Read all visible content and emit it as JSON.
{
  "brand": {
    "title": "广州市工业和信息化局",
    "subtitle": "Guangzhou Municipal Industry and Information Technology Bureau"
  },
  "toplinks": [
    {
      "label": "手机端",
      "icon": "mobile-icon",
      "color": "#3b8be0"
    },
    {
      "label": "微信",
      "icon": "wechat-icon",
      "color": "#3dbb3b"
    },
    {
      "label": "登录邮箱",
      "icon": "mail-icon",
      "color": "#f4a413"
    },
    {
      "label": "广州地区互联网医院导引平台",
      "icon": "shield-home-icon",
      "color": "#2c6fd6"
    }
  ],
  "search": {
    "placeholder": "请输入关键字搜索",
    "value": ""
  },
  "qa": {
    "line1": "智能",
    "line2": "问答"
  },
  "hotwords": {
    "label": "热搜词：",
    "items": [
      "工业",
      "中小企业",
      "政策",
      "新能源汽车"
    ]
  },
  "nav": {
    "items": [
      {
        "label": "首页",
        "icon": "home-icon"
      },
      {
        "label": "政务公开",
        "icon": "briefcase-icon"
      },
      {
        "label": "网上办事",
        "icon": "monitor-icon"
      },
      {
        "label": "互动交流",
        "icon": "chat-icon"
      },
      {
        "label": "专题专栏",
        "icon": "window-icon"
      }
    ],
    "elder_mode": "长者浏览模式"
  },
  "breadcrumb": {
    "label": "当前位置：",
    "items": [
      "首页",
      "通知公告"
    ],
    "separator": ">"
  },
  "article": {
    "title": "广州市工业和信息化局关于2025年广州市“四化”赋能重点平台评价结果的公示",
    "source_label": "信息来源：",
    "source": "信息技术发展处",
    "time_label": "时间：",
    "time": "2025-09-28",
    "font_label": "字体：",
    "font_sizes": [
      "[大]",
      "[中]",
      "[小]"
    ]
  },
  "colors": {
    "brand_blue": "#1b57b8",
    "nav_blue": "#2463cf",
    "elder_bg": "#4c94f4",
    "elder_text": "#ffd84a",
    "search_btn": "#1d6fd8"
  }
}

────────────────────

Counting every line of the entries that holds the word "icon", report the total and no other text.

9